This is kind of like the sports memories question – where do you start? In high school, because I showed an interest in wanting to learn about events and how things worked, there were two athletic directors, Alan Jafrate and Buzz Donahue, at the school who really helped increase my interest in sports management. While I competed in sports in high school, they would give me game management responsibilities at other sports events and let me help them out, either selling tickets or getting the event set up, cheap labor I guess, but real practical experience. I had a high school coach, Bob Eaton, who also inspired me to reach for my goals and get the most out of every opportunity in front of you and that no task is too small – do whatever it takes to get the job done and done well. I’m proud to say that to this day I remain in contact with these three men and they are dear friends. Tim Mead of the Angels is definitely someone who has been an influence for me. I watched Tim work from a distance for a few years as I was housed in Anaheim Stadium when working for the Rams and Tim was with the Angels and still is to this day. He always had great respect from the media, a respect he earned. I was fortunate to work for him later in my career. He had a great ability to build relationships and earn trust. Dennis Farrell and Rob Halvaks of the Big West Conference have also had an impact on my career. I was fortunate to work for them for about five years. What was great about working for them, and they are still together leading the conference, is how well they complimented each other. Teamwork isn’t something that just happens on the court or the field – it has to happen in the front office as well. I’ve always been impressed with their calm demeanor when everything around them seems to be crumbling, and they are able to get everything pieced back together and moving forward.

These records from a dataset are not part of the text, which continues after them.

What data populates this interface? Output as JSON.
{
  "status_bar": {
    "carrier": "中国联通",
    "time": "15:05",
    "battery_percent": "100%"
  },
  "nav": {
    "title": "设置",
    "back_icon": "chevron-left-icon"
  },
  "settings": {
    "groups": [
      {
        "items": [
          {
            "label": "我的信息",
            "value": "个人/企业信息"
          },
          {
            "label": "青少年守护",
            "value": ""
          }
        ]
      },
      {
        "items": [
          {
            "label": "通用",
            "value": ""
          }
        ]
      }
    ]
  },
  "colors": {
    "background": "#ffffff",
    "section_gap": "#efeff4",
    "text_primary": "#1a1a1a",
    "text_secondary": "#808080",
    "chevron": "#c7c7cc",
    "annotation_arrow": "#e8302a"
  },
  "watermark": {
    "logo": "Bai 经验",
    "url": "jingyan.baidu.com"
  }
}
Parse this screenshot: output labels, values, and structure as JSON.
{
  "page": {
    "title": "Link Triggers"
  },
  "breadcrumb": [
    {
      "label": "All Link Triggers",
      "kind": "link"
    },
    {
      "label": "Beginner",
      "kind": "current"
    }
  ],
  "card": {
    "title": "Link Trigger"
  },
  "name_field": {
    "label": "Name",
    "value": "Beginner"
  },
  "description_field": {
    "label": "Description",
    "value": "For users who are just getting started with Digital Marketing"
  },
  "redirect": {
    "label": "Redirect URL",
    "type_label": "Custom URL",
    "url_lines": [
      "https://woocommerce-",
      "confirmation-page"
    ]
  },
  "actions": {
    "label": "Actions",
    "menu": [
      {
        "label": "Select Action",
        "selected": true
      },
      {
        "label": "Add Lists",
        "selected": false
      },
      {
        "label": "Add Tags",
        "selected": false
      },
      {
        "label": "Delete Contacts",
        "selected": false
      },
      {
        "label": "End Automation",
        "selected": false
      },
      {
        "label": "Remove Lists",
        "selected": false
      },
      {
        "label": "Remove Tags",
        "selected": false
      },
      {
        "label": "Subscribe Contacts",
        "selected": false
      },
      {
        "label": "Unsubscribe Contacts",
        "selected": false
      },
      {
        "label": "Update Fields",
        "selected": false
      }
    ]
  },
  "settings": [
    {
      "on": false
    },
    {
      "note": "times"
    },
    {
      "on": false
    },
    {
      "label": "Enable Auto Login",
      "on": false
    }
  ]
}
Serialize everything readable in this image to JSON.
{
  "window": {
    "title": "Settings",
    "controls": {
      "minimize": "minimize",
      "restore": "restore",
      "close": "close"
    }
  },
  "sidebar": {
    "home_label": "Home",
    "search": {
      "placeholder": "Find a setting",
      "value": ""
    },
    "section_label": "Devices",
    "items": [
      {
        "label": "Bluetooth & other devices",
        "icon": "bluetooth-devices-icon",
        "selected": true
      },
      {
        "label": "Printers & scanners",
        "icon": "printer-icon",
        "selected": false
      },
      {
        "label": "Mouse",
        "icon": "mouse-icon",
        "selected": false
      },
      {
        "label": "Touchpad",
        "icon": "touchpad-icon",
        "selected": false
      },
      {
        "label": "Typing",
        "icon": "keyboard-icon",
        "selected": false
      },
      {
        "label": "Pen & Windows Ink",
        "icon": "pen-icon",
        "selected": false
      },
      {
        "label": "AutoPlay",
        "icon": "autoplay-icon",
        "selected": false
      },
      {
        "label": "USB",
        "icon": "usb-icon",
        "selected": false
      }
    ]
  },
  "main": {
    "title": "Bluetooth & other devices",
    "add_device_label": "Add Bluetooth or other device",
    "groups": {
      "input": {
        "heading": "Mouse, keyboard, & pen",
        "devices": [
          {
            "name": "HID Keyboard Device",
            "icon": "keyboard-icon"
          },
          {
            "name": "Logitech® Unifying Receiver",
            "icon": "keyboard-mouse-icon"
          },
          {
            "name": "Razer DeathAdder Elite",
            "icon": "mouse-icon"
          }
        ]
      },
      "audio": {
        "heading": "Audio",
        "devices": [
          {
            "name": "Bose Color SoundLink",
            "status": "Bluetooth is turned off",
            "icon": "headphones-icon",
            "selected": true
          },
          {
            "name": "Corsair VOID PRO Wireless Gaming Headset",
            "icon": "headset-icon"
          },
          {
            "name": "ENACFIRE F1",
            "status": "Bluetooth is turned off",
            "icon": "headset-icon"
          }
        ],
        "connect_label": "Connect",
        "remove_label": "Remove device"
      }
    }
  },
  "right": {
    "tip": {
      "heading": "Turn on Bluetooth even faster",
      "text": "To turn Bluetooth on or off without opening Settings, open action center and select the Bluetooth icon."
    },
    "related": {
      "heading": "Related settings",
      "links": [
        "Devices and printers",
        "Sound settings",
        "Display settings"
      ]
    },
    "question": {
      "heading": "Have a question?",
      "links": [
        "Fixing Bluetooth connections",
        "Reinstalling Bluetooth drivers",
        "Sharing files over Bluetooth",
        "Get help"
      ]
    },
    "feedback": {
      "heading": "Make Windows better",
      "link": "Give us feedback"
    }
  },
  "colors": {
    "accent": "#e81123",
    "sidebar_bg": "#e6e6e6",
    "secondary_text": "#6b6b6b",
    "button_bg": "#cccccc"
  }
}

9. Where Do You See Opportunities For Growth in the Racing Industry in the Coming Year and Why?
I think we have to create some opportunities. We need to get some younger fans more engaged in the sport. We need to take care of our hard core, avid, long-time fans, but we need to find the next generation as well. I think our sport has done a tremendous job of delivering a return for sponsors via exposure and in-market activation, but I think there are more companies out there that if they give it a try, will see that a partnership in our sport works. So, we need to find some different entry points for partners and be creative in promotions, more creative than other sports, so that we deliver a big return. Budgets are under tremendous scrutiny, so we need to make it a no-brainer for companies to make the investment
10. Executives always talk about passion in your job. What are you passionate about and why?
As it relates to the job, I’m passionate about our fans. Our vision statement is “To Create Lasting Memories for Every Person, Every Time.” That’s a big undertaking. We are extremely focused on the guest experience and delivering a quality event. I’ve enjoyed meeting fans and talking to them about their experience, sharing stories and hanging out with them. I think it’s important to spend time with them to understand what they like and don’t like about your event or your venue.
I’m passionate about trying new things and being creative. I like brainstorming sessions. The ideas might not get any further than the conference room, but at least you are trying.
Anything else you want to add for the blog? Add it below….
I’ll go back to what I stated earlier. We are in the fun business, have fun, but I will say don’t be afraid to be competitive in the sports administration world. A lot of people in sports management played some type of organized sport growing up or collegiately or professionally – take that passion and competitiveness to the administration side. You want your organization to be No. 1 – figure out how to get there.
Embrace change. Embrace technology and use it.